Your investments: The average twenty something has less than $15,000 in retirement investments, if any at all. While your 401(k) balance may be ugly for a while, you can be assured that even if the grim economic situation continues, you have a long, long time to earn returns. In fact, a sliding market is all the more reason to invest more funds now to take advantage of deflated stock prices.
Your bank accounts: As long as you don’t have more than $100,000 in checking, savings, or other FDIC-insured accounts at any one bank, your money is safe. In the event your bank goes under, the U.S. Treasury will recover your money for you.
Your debt: A declining economy triggers the Federal Reserve to lower interest rates. Although rate cuts can bring about inflation (meaning long-term price increases for everybody), they provide temporary relief in the form of lower interest rates on variable-rate credit cards, mortgages and personal loans. If you have a fixed rate, you can still take advantage of new lower rates by transferring your balance or refinancing your mortgage or auto loan.
Your spending: The principle of smart spending is the same in economies good and bad: Spend less than you earn and save or invest the rest. Unless you have specific concerns about your personal job stability, there’s no reason to spend any less than you normally do, as long as you stick to a budget!
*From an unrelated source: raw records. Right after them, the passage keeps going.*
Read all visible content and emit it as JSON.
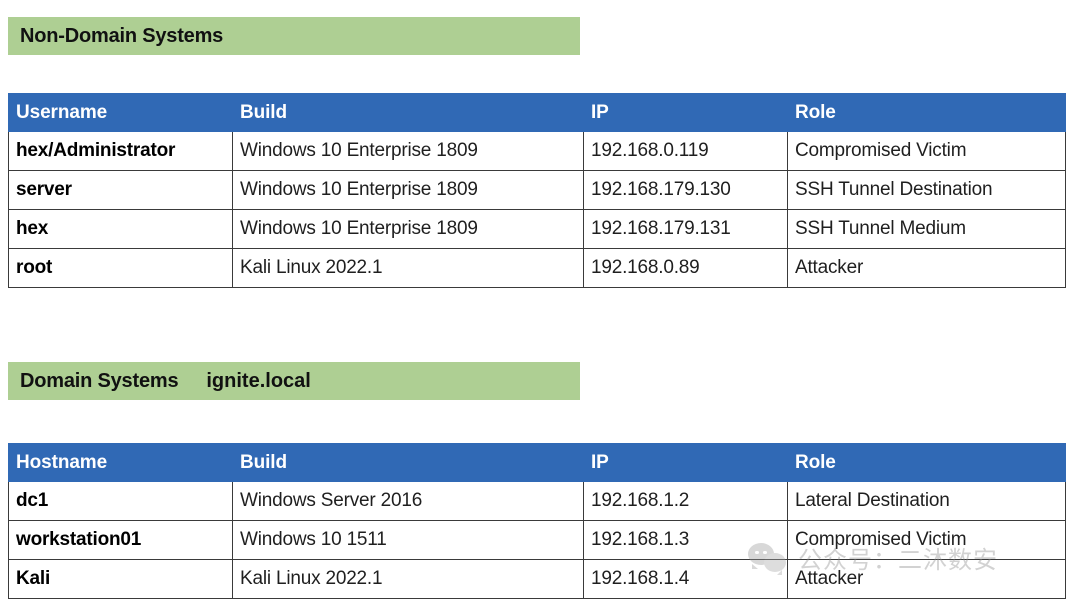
{
  "sections": [
    {
      "banner": {
        "title": "Non-Domain Systems",
        "subtitle": ""
      },
      "table": {
        "headers": [
          "Username",
          "Build",
          "IP",
          "Role"
        ],
        "rows": [
          [
            "hex/Administrator",
            "Windows 10 Enterprise 1809",
            "192.168.0.119",
            "Compromised Victim"
          ],
          [
            "server",
            "Windows 10 Enterprise 1809",
            "192.168.179.130",
            "SSH Tunnel Destination"
          ],
          [
            "hex",
            "Windows 10 Enterprise 1809",
            "192.168.179.131",
            "SSH Tunnel Medium"
          ],
          [
            "root",
            "Kali Linux 2022.1",
            "192.168.0.89",
            "Attacker"
          ]
        ]
      }
    },
    {
      "banner": {
        "title": "Domain Systems",
        "subtitle": "ignite.local"
      },
      "table": {
        "headers": [
          "Hostname",
          "Build",
          "IP",
          "Role"
        ],
        "rows": [
          [
            "dc1",
            "Windows Server 2016",
            "192.168.1.2",
            "Lateral Destination"
          ],
          [
            "workstation01",
            "Windows 10 1511",
            "192.168.1.3",
            "Compromised Victim"
          ],
          [
            "Kali",
            "Kali Linux 2022.1",
            "192.168.1.4",
            "Attacker"
          ]
        ]
      }
    }
  ],
  "watermark": {
    "text": "公众号：二沐数安",
    "icon": "wechat-icon"
  },
  "colors": {
    "banner_green": "#AECF93",
    "header_blue": "#3069B5",
    "header_text": "#ffffff",
    "body_text": "#1f1f1f",
    "border": "#3a3a3a"
  }
}
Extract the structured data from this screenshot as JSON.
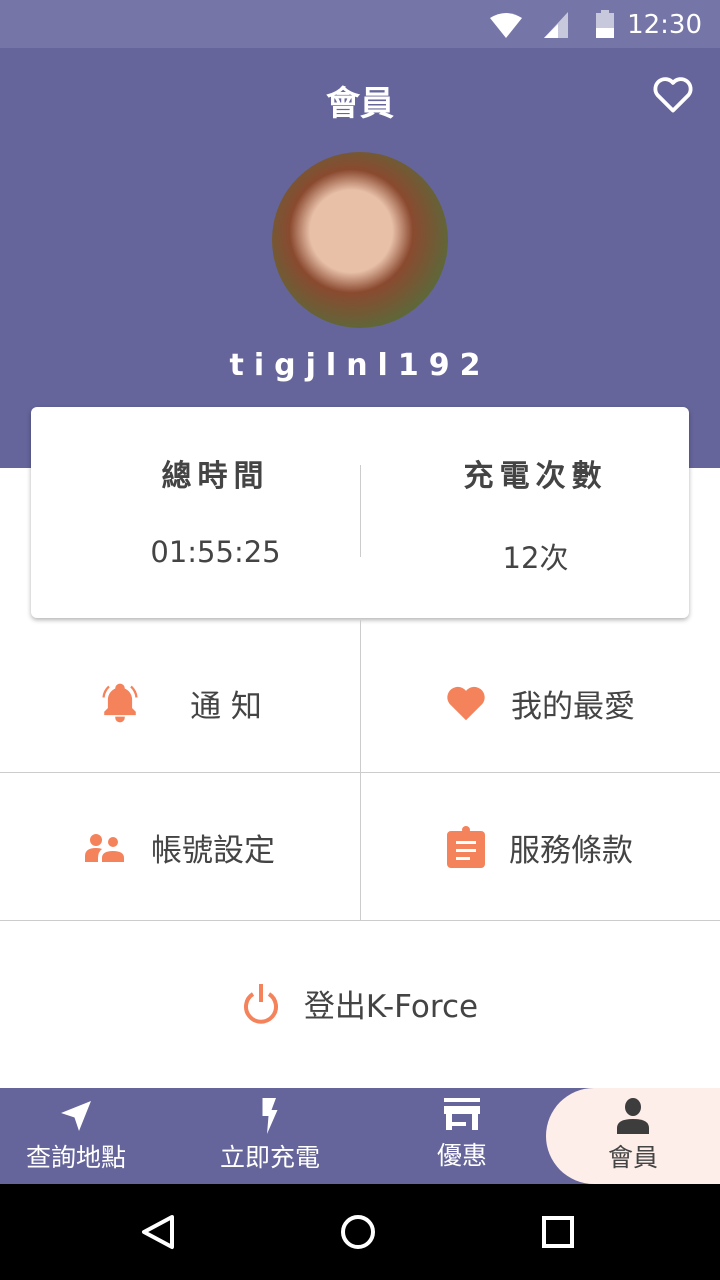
{
  "status": {
    "time": "12:30"
  },
  "header": {
    "title": "會員",
    "username": "tigjlnl192"
  },
  "stats": [
    {
      "label": "總時間",
      "value": "01:55:25"
    },
    {
      "label": "充電次數",
      "value": "12次"
    }
  ],
  "menu": [
    {
      "label": "通 知",
      "icon": "bell-icon"
    },
    {
      "label": "我的最愛",
      "icon": "heart-icon"
    },
    {
      "label": "帳號設定",
      "icon": "people-icon"
    },
    {
      "label": "服務條款",
      "icon": "clipboard-icon"
    }
  ],
  "logout": {
    "label": "登出K-Force"
  },
  "nav": [
    {
      "label": "查詢地點"
    },
    {
      "label": "立即充電"
    },
    {
      "label": "優惠"
    },
    {
      "label": "會員"
    }
  ],
  "colors": {
    "primary": "#65659b",
    "accent": "#f4825a",
    "active_tab": "#fdeeea"
  }
}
Your career: Anybody working in the financial world may want to be extra diligent at work these days, as it may be difficult to find a new financial job anytime soon. The rest of us should be in good shape, as long we continue to show value to our employers. Studies continue to show a retiring workforce and the low cost of employing entry-level workers is creating plentiful job opportunities for recent college graduates, especially in healthcare, engineering, and education.
Did today’s news—or other recent economic hiccups—directly impact your financial life? How have you coped?